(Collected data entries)
□ □ □ □ □
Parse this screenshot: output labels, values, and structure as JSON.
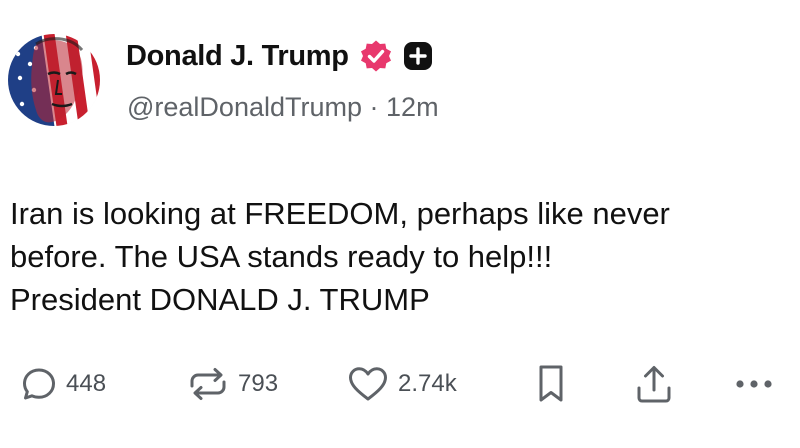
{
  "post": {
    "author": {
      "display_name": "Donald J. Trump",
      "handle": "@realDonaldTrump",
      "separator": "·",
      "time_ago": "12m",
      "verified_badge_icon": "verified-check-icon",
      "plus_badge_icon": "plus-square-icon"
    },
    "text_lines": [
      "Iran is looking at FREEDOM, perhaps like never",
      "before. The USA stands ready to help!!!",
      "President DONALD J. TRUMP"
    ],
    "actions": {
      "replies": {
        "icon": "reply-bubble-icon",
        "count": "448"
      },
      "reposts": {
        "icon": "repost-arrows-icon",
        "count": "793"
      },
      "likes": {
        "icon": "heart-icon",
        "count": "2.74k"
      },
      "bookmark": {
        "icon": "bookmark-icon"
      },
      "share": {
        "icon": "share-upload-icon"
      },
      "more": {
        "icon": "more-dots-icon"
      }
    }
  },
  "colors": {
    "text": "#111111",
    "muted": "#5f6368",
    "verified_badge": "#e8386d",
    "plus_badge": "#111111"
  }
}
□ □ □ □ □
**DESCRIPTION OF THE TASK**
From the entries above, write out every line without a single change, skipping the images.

**RESPONSE**
Parse this screenshot: output labels, values, and structure as JSON.
{
  "post": {
    "author": {
      "display_name": "Donald J. Trump",
      "handle": "@realDonaldTrump",
      "separator": "·",
      "time_ago": "12m",
      "verified_badge_icon": "verified-check-icon",
      "plus_badge_icon": "plus-square-icon"
    },
    "text_lines": [
      "Iran is looking at FREEDOM, perhaps like never",
      "before. The USA stands ready to help!!!",
      "President DONALD J. TRUMP"
    ],
    "actions": {
      "replies": {
        "icon": "reply-bubble-icon",
        "count": "448"
      },
      "reposts": {
        "icon": "repost-arrows-icon",
        "count": "793"
      },
      "likes": {
        "icon": "heart-icon",
        "count": "2.74k"
      },
      "bookmark": {
        "icon": "bookmark-icon"
      },
      "share": {
        "icon": "share-upload-icon"
      },
      "more": {
        "icon": "more-dots-icon"
      }
    }
  },
  "colors": {
    "text": "#111111",
    "muted": "#5f6368",
    "verified_badge": "#e8386d",
    "plus_badge": "#111111"
  }
}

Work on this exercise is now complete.